START Source records

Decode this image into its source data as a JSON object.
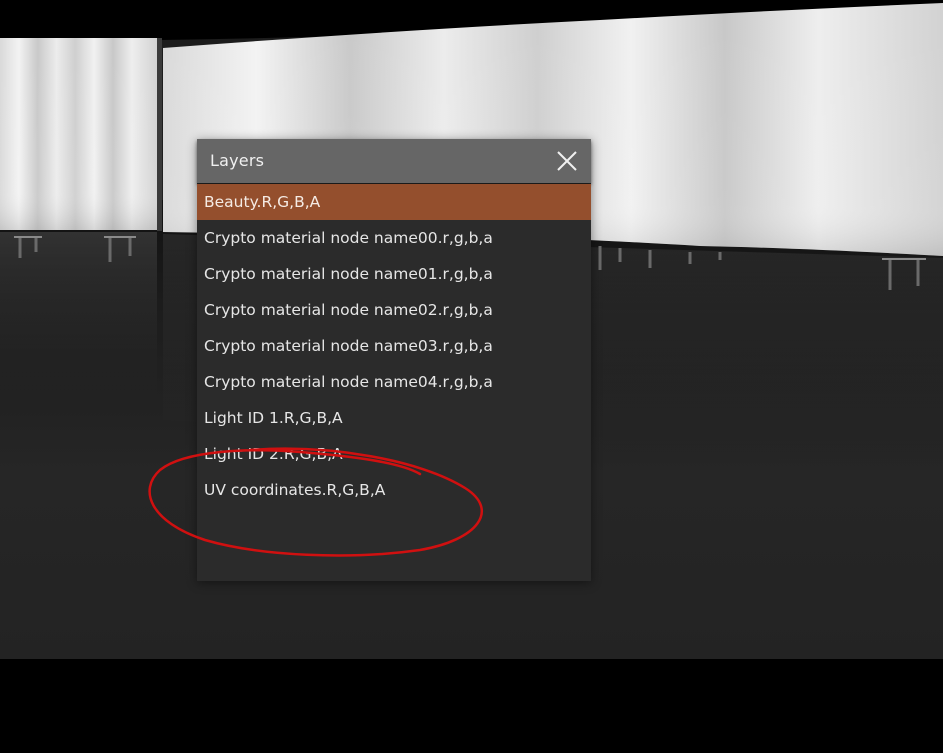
{
  "layers_panel": {
    "title": "Layers",
    "close_icon": "close-icon",
    "selected_index": 0,
    "items": [
      {
        "label": "Beauty.R,G,B,A"
      },
      {
        "label": "Crypto material node name00.r,g,b,a"
      },
      {
        "label": "Crypto material node name01.r,g,b,a"
      },
      {
        "label": "Crypto material node name02.r,g,b,a"
      },
      {
        "label": "Crypto material node name03.r,g,b,a"
      },
      {
        "label": "Crypto material node name04.r,g,b,a"
      },
      {
        "label": "Light ID 1.R,G,B,A"
      },
      {
        "label": "Light ID 2.R,G,B,A"
      },
      {
        "label": "UV coordinates.R,G,B,A"
      }
    ]
  },
  "colors": {
    "panel_background": "#2b2b2b",
    "header_background": "#666666",
    "selected_row": "#944f2d",
    "annotation_stroke": "#d01010"
  }
}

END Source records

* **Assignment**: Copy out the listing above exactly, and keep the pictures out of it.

* **Expected output**:
Decode this image into its source data as a JSON object.
{
  "layers_panel": {
    "title": "Layers",
    "close_icon": "close-icon",
    "selected_index": 0,
    "items": [
      {
        "label": "Beauty.R,G,B,A"
      },
      {
        "label": "Crypto material node name00.r,g,b,a"
      },
      {
        "label": "Crypto material node name01.r,g,b,a"
      },
      {
        "label": "Crypto material node name02.r,g,b,a"
      },
      {
        "label": "Crypto material node name03.r,g,b,a"
      },
      {
        "label": "Crypto material node name04.r,g,b,a"
      },
      {
        "label": "Light ID 1.R,G,B,A"
      },
      {
        "label": "Light ID 2.R,G,B,A"
      },
      {
        "label": "UV coordinates.R,G,B,A"
      }
    ]
  },
  "colors": {
    "panel_background": "#2b2b2b",
    "header_background": "#666666",
    "selected_row": "#944f2d",
    "annotation_stroke": "#d01010"
  }
}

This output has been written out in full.